In an 8-1 decision on June 30, the U.S. Supreme Court upheld the right of Booking.com to register its Booking.com trademark with the U.S. Patent and Trademark Office (PTO). In doing so, it overruled the PTO’s longstanding position that a generic word plus a “.com” addition cannot create a registrable trademark except in rare circumstances. The opinion, authored by Justice Ginsburg, rejected any such bright line rule. “Whether any given ‘generic.com’ term is generic, we hold, depends on whether consumers in fact perceive that term as the name of a class or, instead, as a term capable of distinguishing among members of a class.” The PTO did not challenge Booking.com’s evidence that consumers perceived the Booking.com mark as a source indicator rather than as a generic hotel booking service. Justice Ginsberg concluded that such consumer perception alone resolves the case: ”Because ‘Booking.com’ is not a generic name to consumers, it is not generic.” This decision clears the way for U.S. registration of the Booking.com mark and other similarly situated “.com” trademarks.
Generic terms like “cars” or “booking” are ineligible for federal trademark registration because they describe a type of product or service rather than designate the provider or source of the product or service. Monopolization of a generic term for a type of products or services would unfairly restrict a competitor’s right to accurately describe its own products or services. The Supreme Court and the PTO have held that adding “Company” or “Inc.” or similar name designations cannot transform a generic term into a protectable trademark. The PTO has long taken (but inconsistently applied) the position that the addition of “.com” to a term also does not add any trademark significance, and that a generic term cannot be registered even if it has become identified with a first user in the minds of the consuming public. The Supreme Court’s Booking.com decision held otherwise, finding that the perception of the consuming public is paramount and the dispositive inquiry for determining trademark registrability. The Court found that any monopolization concerns were overblown, since other trademark doctrines such as the “fair use” principle and the inherent weakness of descriptive terms will hem in such marks, limiting the range of similar marks their owners could successfully challenge.
Justice Breyer dissented, arguing that the Court’s decision “will lead to a proliferation of ‘generic.com’ marks, granting their owners a monopoly over a zone of useful, easy-to-remember domains… that will inhibit, rather than promote, free competition in online commerce.” He argued that the decision threatens the linguistic commons, and is inconsistent with the Court’s precedent that adding the word “Company” to a generic term did not yield a protectable trademark. Unlike the majority, he concluded that consumer surveys showing association of a generic term with a single source do not change the generic nature of the term itself.
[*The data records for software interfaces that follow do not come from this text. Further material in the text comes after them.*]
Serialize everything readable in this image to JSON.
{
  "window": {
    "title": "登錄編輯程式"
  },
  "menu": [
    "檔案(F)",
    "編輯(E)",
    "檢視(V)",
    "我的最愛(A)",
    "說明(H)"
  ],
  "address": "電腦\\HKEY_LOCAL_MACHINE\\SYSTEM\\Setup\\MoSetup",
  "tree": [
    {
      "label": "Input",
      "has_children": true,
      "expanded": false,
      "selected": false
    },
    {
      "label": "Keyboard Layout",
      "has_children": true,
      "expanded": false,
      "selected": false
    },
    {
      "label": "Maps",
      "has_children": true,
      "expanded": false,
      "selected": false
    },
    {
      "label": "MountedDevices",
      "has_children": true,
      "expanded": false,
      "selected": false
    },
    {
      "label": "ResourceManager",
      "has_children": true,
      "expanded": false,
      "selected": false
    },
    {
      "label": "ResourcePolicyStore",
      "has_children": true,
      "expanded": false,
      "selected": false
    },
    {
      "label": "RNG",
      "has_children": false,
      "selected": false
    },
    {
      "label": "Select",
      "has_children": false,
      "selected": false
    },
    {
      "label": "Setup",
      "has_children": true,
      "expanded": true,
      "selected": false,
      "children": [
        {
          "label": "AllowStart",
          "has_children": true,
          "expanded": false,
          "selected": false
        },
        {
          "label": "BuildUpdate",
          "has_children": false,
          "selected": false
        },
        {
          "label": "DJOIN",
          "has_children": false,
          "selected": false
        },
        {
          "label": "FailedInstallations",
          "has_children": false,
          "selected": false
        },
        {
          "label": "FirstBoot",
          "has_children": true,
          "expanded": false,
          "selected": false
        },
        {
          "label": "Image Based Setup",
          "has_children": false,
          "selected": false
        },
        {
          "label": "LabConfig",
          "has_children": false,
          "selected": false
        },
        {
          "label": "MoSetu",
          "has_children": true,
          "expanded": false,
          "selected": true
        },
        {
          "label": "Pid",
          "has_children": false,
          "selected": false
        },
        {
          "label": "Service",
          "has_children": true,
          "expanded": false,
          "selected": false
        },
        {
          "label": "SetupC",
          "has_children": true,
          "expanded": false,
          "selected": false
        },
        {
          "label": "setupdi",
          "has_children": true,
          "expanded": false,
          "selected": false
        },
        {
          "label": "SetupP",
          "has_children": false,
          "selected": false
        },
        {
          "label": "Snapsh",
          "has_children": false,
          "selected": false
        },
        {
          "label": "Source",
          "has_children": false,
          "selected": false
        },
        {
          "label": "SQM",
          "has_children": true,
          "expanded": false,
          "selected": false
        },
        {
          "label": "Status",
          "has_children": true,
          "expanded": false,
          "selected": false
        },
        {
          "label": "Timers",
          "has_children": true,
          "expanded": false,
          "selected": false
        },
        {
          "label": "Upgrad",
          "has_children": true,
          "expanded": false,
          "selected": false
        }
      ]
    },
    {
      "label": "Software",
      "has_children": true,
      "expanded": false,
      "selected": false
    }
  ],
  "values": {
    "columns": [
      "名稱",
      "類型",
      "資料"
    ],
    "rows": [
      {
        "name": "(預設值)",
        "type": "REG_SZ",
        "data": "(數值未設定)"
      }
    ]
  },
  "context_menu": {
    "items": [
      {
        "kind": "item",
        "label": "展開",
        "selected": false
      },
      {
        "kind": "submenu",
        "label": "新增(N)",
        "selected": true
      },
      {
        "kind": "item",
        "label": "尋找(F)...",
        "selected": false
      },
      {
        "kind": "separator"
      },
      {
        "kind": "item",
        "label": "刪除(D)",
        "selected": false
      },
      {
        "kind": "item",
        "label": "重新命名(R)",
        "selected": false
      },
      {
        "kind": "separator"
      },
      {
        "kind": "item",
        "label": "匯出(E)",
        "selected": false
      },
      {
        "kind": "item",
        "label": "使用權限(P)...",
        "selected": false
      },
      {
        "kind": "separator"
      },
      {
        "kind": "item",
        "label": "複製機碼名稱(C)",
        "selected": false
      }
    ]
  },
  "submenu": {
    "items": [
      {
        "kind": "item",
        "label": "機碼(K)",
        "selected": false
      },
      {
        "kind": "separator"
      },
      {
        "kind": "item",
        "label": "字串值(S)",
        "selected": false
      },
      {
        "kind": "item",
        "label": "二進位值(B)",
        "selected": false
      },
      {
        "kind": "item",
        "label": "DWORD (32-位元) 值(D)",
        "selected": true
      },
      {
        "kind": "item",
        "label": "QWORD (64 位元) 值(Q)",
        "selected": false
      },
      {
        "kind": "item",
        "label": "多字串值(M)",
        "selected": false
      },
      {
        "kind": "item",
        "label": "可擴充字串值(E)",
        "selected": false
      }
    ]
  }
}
This case opens the door to federal registration of many more domain name marks that the PTO previously refused to register. Federal registration carries with it a number of benefits, including a presumption of validity, ownership, and exclusive nationwide rights in the mark, access to federal courts, protection against registration of confusingly similar marks, enhanced remedies, and a registration certificate and PTO record that will greatly assist in deterring and preventing infringement. A U.S. trademark registration can be used with cease and desist letters, to invoke the assistance of U.S. Customs, and to deprive online infringers of access to popular online markets and social media platforms. Although it will be necessary to prove that consumers associate a “generic.com” trademark with a single source to obtain registration, satisfying this requirement will be aided by the fact that domain names are exclusively registrable to a single source. Nevertheless, the PTO will likely require strong proof that consumers primarily associate a particular “generic.com” mark with a single source before allowing that mark to proceed to registration. This evidence can be presented by consumer surveys, evidence of usage by consumers and competitors, dictionary definitions, and any other evidence of how consumers perceive a term’s meaning. For more information about protecting your brands and trademarks, contact your Michael Best trademark counsel or one of the authors.